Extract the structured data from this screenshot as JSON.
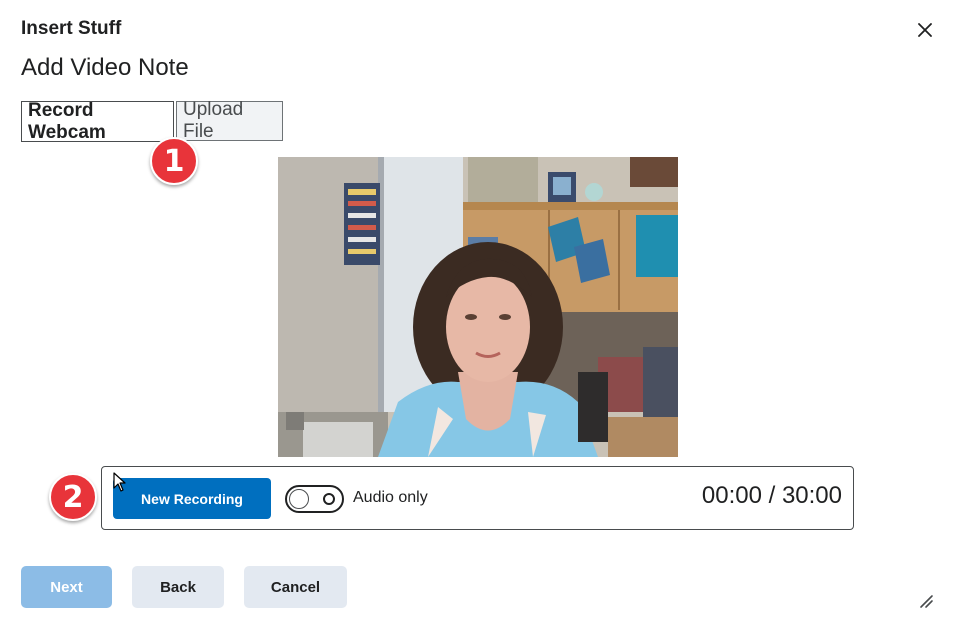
{
  "dialog": {
    "title": "Insert Stuff",
    "subtitle": "Add Video Note",
    "close_icon": "close-icon"
  },
  "tabs": [
    {
      "label": "Record Webcam",
      "active": true
    },
    {
      "label": "Upload File",
      "active": false
    }
  ],
  "annotations": {
    "badge_1": "1",
    "badge_2": "2",
    "color": "#e8343a"
  },
  "recorder": {
    "new_recording_label": "New Recording",
    "audio_only_label": "Audio only",
    "audio_only_enabled": false,
    "timer": "00:00 / 30:00"
  },
  "footer": {
    "next_label": "Next",
    "back_label": "Back",
    "cancel_label": "Cancel"
  },
  "colors": {
    "primary": "#006fbf",
    "primary_disabled": "#8cbce6",
    "secondary": "#e3e9f1",
    "text": "#202122"
  }
}
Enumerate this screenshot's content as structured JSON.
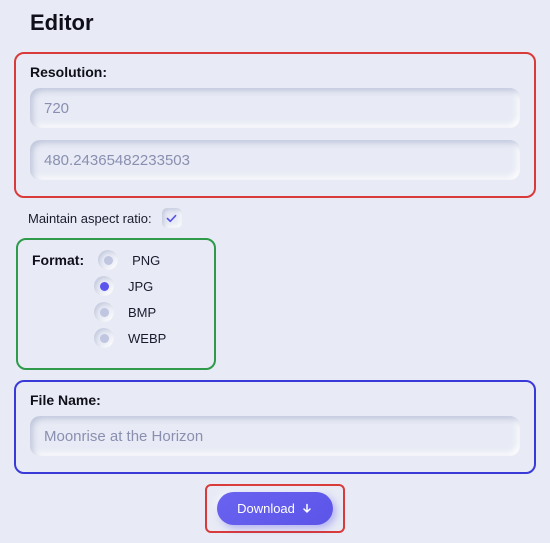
{
  "title": "Editor",
  "resolution": {
    "label": "Resolution:",
    "width_placeholder": "720",
    "width_value": "",
    "height_placeholder": "480.24365482233503",
    "height_value": ""
  },
  "aspect": {
    "label": "Maintain aspect ratio:",
    "checked": true
  },
  "format": {
    "label": "Format:",
    "options": [
      "PNG",
      "JPG",
      "BMP",
      "WEBP"
    ],
    "selected": "JPG"
  },
  "filename": {
    "label": "File Name:",
    "placeholder": "Moonrise at the Horizon",
    "value": ""
  },
  "download": {
    "label": "Download"
  },
  "colors": {
    "accent": "#5a54ec",
    "group_red": "#d93a3a",
    "group_green": "#2e9a4a",
    "group_blue": "#3a3ad9"
  }
}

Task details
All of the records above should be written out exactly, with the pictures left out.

Answer area
Extract the structured data from this screenshot as JSON.
{
  "dialog": {
    "title": "Insert Stuff",
    "subtitle": "Add Video Note",
    "close_icon": "close-icon"
  },
  "tabs": [
    {
      "label": "Record Webcam",
      "active": true
    },
    {
      "label": "Upload File",
      "active": false
    }
  ],
  "annotations": {
    "badge_1": "1",
    "badge_2": "2",
    "color": "#e8343a"
  },
  "recorder": {
    "new_recording_label": "New Recording",
    "audio_only_label": "Audio only",
    "audio_only_enabled": false,
    "timer": "00:00 / 30:00"
  },
  "footer": {
    "next_label": "Next",
    "back_label": "Back",
    "cancel_label": "Cancel"
  },
  "colors": {
    "primary": "#006fbf",
    "primary_disabled": "#8cbce6",
    "secondary": "#e3e9f1",
    "text": "#202122"
  }
}
Enumerate this screenshot's content as structured JSON.
{
  "title": "Editor",
  "resolution": {
    "label": "Resolution:",
    "width_placeholder": "720",
    "width_value": "",
    "height_placeholder": "480.24365482233503",
    "height_value": ""
  },
  "aspect": {
    "label": "Maintain aspect ratio:",
    "checked": true
  },
  "format": {
    "label": "Format:",
    "options": [
      "PNG",
      "JPG",
      "BMP",
      "WEBP"
    ],
    "selected": "JPG"
  },
  "filename": {
    "label": "File Name:",
    "placeholder": "Moonrise at the Horizon",
    "value": ""
  },
  "download": {
    "label": "Download"
  },
  "colors": {
    "accent": "#5a54ec",
    "group_red": "#d93a3a",
    "group_green": "#2e9a4a",
    "group_blue": "#3a3ad9"
  }
}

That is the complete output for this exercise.